▶ [Exercise]: Taking the data below line by line, count those that include the word "JSON" and report the number alone.

[Records — start]

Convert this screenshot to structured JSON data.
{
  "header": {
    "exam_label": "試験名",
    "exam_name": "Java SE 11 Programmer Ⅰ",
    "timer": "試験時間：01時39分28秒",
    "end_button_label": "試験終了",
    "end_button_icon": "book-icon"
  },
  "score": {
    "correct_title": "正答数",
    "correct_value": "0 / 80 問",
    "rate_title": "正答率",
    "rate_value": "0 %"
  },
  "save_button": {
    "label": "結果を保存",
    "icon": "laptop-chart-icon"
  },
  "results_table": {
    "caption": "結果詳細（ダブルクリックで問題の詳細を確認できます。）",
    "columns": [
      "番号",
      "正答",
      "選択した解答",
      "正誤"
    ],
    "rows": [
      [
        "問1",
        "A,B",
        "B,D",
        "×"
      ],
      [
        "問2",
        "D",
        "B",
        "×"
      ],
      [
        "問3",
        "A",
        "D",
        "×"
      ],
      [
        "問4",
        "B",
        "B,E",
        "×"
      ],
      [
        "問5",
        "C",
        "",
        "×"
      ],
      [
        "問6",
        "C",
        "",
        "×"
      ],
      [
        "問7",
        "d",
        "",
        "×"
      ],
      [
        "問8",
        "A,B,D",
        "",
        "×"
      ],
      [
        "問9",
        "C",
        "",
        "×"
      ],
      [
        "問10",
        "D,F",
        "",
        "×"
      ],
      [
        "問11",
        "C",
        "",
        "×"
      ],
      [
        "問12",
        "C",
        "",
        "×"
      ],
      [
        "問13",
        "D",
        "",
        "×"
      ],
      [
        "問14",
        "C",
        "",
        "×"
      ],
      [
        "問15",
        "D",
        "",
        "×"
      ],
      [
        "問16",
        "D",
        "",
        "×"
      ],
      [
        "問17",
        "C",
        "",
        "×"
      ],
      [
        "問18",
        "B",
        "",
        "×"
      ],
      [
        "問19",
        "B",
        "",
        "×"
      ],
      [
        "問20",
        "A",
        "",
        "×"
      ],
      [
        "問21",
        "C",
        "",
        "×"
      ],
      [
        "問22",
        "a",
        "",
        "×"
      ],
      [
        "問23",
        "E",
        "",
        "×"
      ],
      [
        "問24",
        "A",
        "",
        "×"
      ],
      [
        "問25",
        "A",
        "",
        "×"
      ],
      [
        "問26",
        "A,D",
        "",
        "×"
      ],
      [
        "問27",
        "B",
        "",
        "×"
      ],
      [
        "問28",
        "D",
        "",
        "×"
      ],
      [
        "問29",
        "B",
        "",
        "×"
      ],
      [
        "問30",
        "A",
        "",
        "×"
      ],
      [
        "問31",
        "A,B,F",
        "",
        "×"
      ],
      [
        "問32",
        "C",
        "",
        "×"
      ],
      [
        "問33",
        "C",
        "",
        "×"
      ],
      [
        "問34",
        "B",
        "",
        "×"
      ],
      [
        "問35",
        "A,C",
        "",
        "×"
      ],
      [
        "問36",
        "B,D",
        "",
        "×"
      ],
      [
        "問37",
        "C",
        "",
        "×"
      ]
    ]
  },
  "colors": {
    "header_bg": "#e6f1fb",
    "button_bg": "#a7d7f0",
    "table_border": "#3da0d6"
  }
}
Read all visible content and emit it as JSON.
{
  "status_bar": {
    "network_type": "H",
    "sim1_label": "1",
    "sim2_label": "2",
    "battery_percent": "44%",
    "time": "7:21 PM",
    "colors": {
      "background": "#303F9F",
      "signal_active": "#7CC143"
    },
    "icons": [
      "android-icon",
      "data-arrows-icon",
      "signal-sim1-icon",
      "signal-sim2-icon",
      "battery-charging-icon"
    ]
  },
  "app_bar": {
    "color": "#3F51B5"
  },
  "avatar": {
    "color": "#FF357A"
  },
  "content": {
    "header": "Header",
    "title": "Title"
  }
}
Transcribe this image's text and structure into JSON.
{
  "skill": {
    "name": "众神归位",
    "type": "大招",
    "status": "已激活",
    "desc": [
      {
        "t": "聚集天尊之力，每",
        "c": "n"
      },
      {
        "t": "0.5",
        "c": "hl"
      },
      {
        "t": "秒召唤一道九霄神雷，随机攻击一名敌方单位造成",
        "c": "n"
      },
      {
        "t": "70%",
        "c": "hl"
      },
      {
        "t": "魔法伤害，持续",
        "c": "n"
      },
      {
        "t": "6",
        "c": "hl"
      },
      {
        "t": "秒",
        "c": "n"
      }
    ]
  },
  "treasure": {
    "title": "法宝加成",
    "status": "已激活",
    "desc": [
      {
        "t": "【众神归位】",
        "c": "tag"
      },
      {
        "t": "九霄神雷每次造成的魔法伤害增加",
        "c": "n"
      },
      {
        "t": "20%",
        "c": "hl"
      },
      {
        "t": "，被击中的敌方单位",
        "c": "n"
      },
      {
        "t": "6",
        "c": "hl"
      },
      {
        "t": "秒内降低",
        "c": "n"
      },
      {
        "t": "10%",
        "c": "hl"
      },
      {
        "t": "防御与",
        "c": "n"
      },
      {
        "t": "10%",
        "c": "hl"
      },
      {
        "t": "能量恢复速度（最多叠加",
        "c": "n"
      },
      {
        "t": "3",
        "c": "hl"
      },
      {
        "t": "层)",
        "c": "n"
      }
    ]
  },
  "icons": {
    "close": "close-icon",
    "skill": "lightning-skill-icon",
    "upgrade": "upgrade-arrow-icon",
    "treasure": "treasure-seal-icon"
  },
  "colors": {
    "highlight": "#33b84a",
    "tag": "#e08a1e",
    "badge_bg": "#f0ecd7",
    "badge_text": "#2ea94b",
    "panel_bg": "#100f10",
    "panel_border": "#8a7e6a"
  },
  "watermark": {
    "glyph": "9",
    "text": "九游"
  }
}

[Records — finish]

▶ [Answer to this task]: 3